Following winning the Netherlands elections, Geert Wilders, a politician known for his far-right stances, retracted a controversial bill he initially proposed in 2018. The bill, which called for a ban on mosques and the Quran, has been completely withdrawn by Wilders as of Monday.

The proposed legislation seeks to outlaw practices and symbols associated with Islam, labeling it as an authoritarian ideology. The bill would enforce a comprehensive prohibition on various aspects of Muslim cultural expression, including the wearing of religious garments, the distribution and possession of the Quran and the operation of mosques. Those found in breach of this law would face a maximum sentence of five years in prison. The law was proposed five years ago but has yet to garner votes in the lower parliament. It has remained under review until now.

This decision was made to reopen discussions for establishing a new government following the November elections. The strategic action may help the PVV party gain a new political partner.

Pieter Omtzigt, head of the NSC coalition, has raised issues regarding the compatibility of Wilders’ policies with the Dutch Constitution, particularly concerning basic human rights and freedom of religion.

After an election that saw the PVV party win a substantial number of parliamentary seats and demonstrated the necessity for coalition partners, Wilders has assured that any legislation put forward would be modified to conform to the current Constitution.

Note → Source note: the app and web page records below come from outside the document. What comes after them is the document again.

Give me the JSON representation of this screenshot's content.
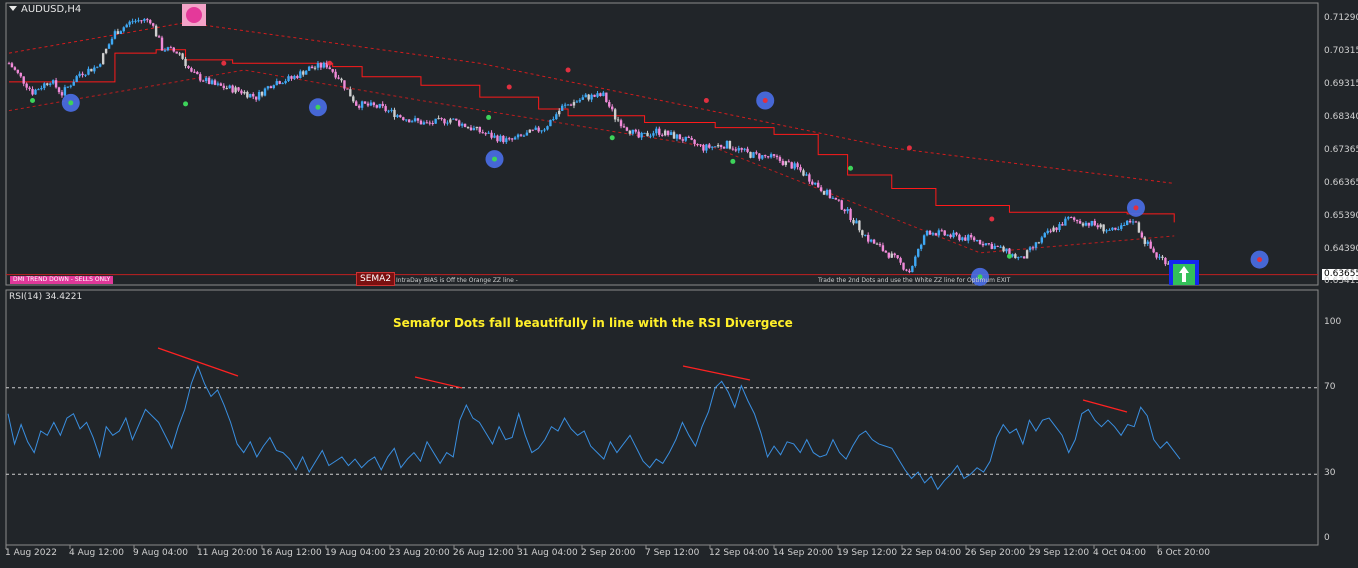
{
  "window": {
    "symbol": "AUDUSD,H4",
    "current_price": "0.63655"
  },
  "indicators": {
    "rsi_title": "RSI(14) 34.4221",
    "annotation": "Semafor Dots fall beautifully in line with the RSI Divergece",
    "banner": "DMI TREND DOWN - SELLS ONLY",
    "sema_label": "SEMA2",
    "bias_note": "IntraDay BIAS is Off the Orange ZZ line -",
    "exit_note": "Trade the 2nd Dots and use the White ZZ line for Optimum EXIT"
  },
  "colors": {
    "background": "#212529",
    "bull_candle": "#3fa9f5",
    "bear_candle": "#f08ad8",
    "neutral_candle": "#cfcfcf",
    "ma_line": "#ff1a1a",
    "rsi_line": "#3a8fe0",
    "semafor_ring": "#4a6fe8",
    "divergence": "#ff2222",
    "annotation": "#ffef2a"
  },
  "chart_data": [
    {
      "type": "candlestick",
      "title": "AUDUSD,H4",
      "y_ticks": [
        "0.71290",
        "0.70315",
        "0.69315",
        "0.68340",
        "0.67365",
        "0.66365",
        "0.65390",
        "0.64390",
        "0.63415"
      ],
      "ylim": [
        0.6335,
        0.7168
      ],
      "x_ticks": [
        "1 Aug 2022",
        "4 Aug 12:00",
        "9 Aug 04:00",
        "11 Aug 20:00",
        "16 Aug 12:00",
        "19 Aug 04:00",
        "23 Aug 20:00",
        "26 Aug 12:00",
        "31 Aug 04:00",
        "2 Sep 20:00",
        "7 Sep 12:00",
        "12 Sep 04:00",
        "14 Sep 20:00",
        "19 Sep 12:00",
        "22 Sep 04:00",
        "26 Sep 20:00",
        "29 Sep 12:00",
        "4 Oct 04:00",
        "6 Oct 20:00"
      ],
      "close_path": [
        [
          0,
          0.699
        ],
        [
          8,
          0.6905
        ],
        [
          14,
          0.694
        ],
        [
          18,
          0.69
        ],
        [
          24,
          0.696
        ],
        [
          30,
          0.698
        ],
        [
          36,
          0.708
        ],
        [
          42,
          0.7115
        ],
        [
          48,
          0.7118
        ],
        [
          52,
          0.7035
        ],
        [
          58,
          0.702
        ],
        [
          62,
          0.696
        ],
        [
          70,
          0.6925
        ],
        [
          78,
          0.691
        ],
        [
          84,
          0.689
        ],
        [
          90,
          0.6935
        ],
        [
          96,
          0.6945
        ],
        [
          102,
          0.6975
        ],
        [
          108,
          0.6985
        ],
        [
          112,
          0.695
        ],
        [
          118,
          0.687
        ],
        [
          126,
          0.686
        ],
        [
          134,
          0.683
        ],
        [
          142,
          0.681
        ],
        [
          150,
          0.6825
        ],
        [
          158,
          0.6795
        ],
        [
          164,
          0.6775
        ],
        [
          170,
          0.676
        ],
        [
          176,
          0.678
        ],
        [
          182,
          0.68
        ],
        [
          188,
          0.686
        ],
        [
          196,
          0.689
        ],
        [
          202,
          0.6895
        ],
        [
          206,
          0.683
        ],
        [
          214,
          0.677
        ],
        [
          220,
          0.679
        ],
        [
          228,
          0.677
        ],
        [
          236,
          0.674
        ],
        [
          244,
          0.675
        ],
        [
          252,
          0.672
        ],
        [
          260,
          0.671
        ],
        [
          268,
          0.668
        ],
        [
          276,
          0.662
        ],
        [
          284,
          0.656
        ],
        [
          292,
          0.647
        ],
        [
          300,
          0.642
        ],
        [
          306,
          0.6375
        ],
        [
          312,
          0.6495
        ],
        [
          320,
          0.648
        ],
        [
          328,
          0.647
        ],
        [
          336,
          0.6445
        ],
        [
          344,
          0.641
        ],
        [
          352,
          0.648
        ],
        [
          360,
          0.653
        ],
        [
          368,
          0.6515
        ],
        [
          376,
          0.649
        ],
        [
          382,
          0.653
        ],
        [
          386,
          0.6465
        ],
        [
          390,
          0.642
        ],
        [
          396,
          0.6395
        ]
      ],
      "moving_average_steps": [
        [
          0,
          0.6935
        ],
        [
          30,
          0.6935
        ],
        [
          36,
          0.702
        ],
        [
          50,
          0.703
        ],
        [
          60,
          0.7
        ],
        [
          76,
          0.699
        ],
        [
          110,
          0.698
        ],
        [
          120,
          0.695
        ],
        [
          140,
          0.6925
        ],
        [
          160,
          0.689
        ],
        [
          180,
          0.6855
        ],
        [
          190,
          0.6835
        ],
        [
          210,
          0.6835
        ],
        [
          216,
          0.6815
        ],
        [
          240,
          0.68
        ],
        [
          260,
          0.678
        ],
        [
          275,
          0.672
        ],
        [
          285,
          0.666
        ],
        [
          300,
          0.662
        ],
        [
          315,
          0.657
        ],
        [
          340,
          0.655
        ],
        [
          380,
          0.6545
        ],
        [
          396,
          0.652
        ]
      ],
      "long_ma_line": [
        [
          0,
          0.702
        ],
        [
          60,
          0.711
        ],
        [
          160,
          0.699
        ],
        [
          300,
          0.674
        ],
        [
          396,
          0.6635
        ]
      ],
      "support_line": [
        [
          0,
          0.685
        ],
        [
          80,
          0.697
        ],
        [
          140,
          0.688
        ],
        [
          240,
          0.674
        ],
        [
          330,
          0.643
        ],
        [
          396,
          0.648
        ]
      ],
      "semafor_major": [
        [
          21,
          0.6873
        ],
        [
          105,
          0.686
        ],
        [
          165,
          0.6707
        ],
        [
          257,
          0.688
        ],
        [
          330,
          0.6359
        ],
        [
          383,
          0.6563
        ],
        [
          425,
          0.641
        ]
      ],
      "semafor_high": [
        [
          73,
          0.699
        ],
        [
          109,
          0.699
        ],
        [
          170,
          0.692
        ],
        [
          190,
          0.697
        ],
        [
          237,
          0.688
        ],
        [
          306,
          0.674
        ],
        [
          334,
          0.653
        ]
      ],
      "semafor_low": [
        [
          8,
          0.688
        ],
        [
          60,
          0.687
        ],
        [
          163,
          0.683
        ],
        [
          205,
          0.677
        ],
        [
          246,
          0.67
        ],
        [
          286,
          0.668
        ],
        [
          340,
          0.642
        ]
      ],
      "current_price": 0.63655
    },
    {
      "type": "line",
      "title": "RSI(14) 34.4221",
      "ylim": [
        0,
        100
      ],
      "y_ticks": [
        "100",
        "70",
        "30",
        "0"
      ],
      "levels": [
        70,
        30
      ],
      "values": [
        58,
        44,
        53,
        45,
        40,
        50,
        48,
        54,
        48,
        56,
        58,
        51,
        54,
        47,
        38,
        52,
        48,
        50,
        56,
        46,
        53,
        60,
        57,
        54,
        48,
        42,
        52,
        60,
        72,
        80,
        72,
        66,
        69,
        62,
        54,
        44,
        40,
        45,
        38,
        43,
        47,
        41,
        40,
        37,
        32,
        38,
        31,
        36,
        41,
        34,
        36,
        38,
        34,
        37,
        33,
        36,
        38,
        32,
        38,
        42,
        33,
        37,
        40,
        36,
        45,
        40,
        35,
        40,
        38,
        55,
        62,
        56,
        54,
        49,
        44,
        52,
        46,
        47,
        58,
        48,
        40,
        42,
        46,
        52,
        50,
        56,
        51,
        48,
        50,
        43,
        40,
        37,
        45,
        40,
        44,
        48,
        42,
        36,
        33,
        37,
        35,
        40,
        46,
        54,
        48,
        43,
        52,
        59,
        70,
        73,
        68,
        61,
        71,
        64,
        58,
        49,
        38,
        43,
        39,
        45,
        44,
        40,
        46,
        40,
        38,
        39,
        46,
        40,
        37,
        43,
        48,
        50,
        46,
        44,
        43,
        42,
        37,
        32,
        28,
        31,
        26,
        29,
        23,
        27,
        30,
        34,
        28,
        30,
        33,
        31,
        36,
        47,
        53,
        49,
        51,
        44,
        55,
        50,
        55,
        56,
        52,
        48,
        40,
        46,
        58,
        60,
        55,
        52,
        55,
        52,
        48,
        53,
        52,
        61,
        57,
        46,
        42,
        45,
        41,
        37
      ]
    }
  ]
}
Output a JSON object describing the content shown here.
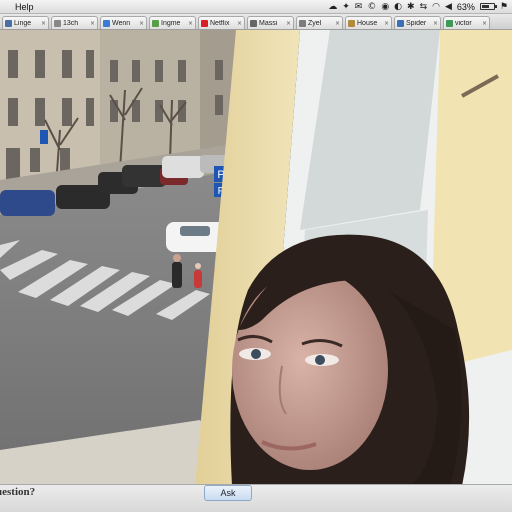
{
  "menubar": {
    "items": [
      "Help"
    ],
    "status": {
      "battery_percent_label": "63%",
      "battery_level": 0.63,
      "icons": [
        "cloud-icon",
        "dropbox-icon",
        "mail-icon",
        "copyright-icon",
        "camera-icon",
        "speaker-icon",
        "bluetooth-icon",
        "vpn-icon",
        "wifi-icon",
        "volume-icon",
        "battery-icon",
        "flag-icon"
      ]
    }
  },
  "tabs": [
    {
      "label": "Linge",
      "fav_color": "#4a6fa5"
    },
    {
      "label": "13ch",
      "fav_color": "#888888"
    },
    {
      "label": "Wenn",
      "fav_color": "#3a7bd5"
    },
    {
      "label": "Ingme",
      "fav_color": "#5a9e4b"
    },
    {
      "label": "Netflix",
      "fav_color": "#d81f26"
    },
    {
      "label": "Massi",
      "fav_color": "#666666"
    },
    {
      "label": "Zyel",
      "fav_color": "#7c7c7c"
    },
    {
      "label": "House",
      "fav_color": "#b08a3e"
    },
    {
      "label": "Spider",
      "fav_color": "#3d6fb6"
    },
    {
      "label": "victor",
      "fav_color": "#3b9a55"
    }
  ],
  "askbar": {
    "question_text": "uestion?",
    "ask_label": "Ask"
  },
  "scene": {
    "sign_letters": [
      "P",
      "P"
    ],
    "colors": {
      "sky_building": "#cbc2b3",
      "road": "#7d7d7d",
      "wall": "#e9d9a8",
      "window_frame": "#ebeeee",
      "hair": "#2a1f1a",
      "skin": "#caa39a"
    }
  }
}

In 2019, the State Council, an independent body responsible for evaluating legislation, recommended the permanent withdrawal of the proposed law. The Council concluded that the law was fundamentally at odds with democratic principles, constitutional mandates, and essential human rights.

In the next few days, representatives from four organizations, among them the PVV and NSC, will convene at a private venue, out of reach of the press, to engage in a series of negotiations expected to last a week. These discussions aim to finalize a detailed report summarizing the advancements achieved, which is scheduled to be released in early February.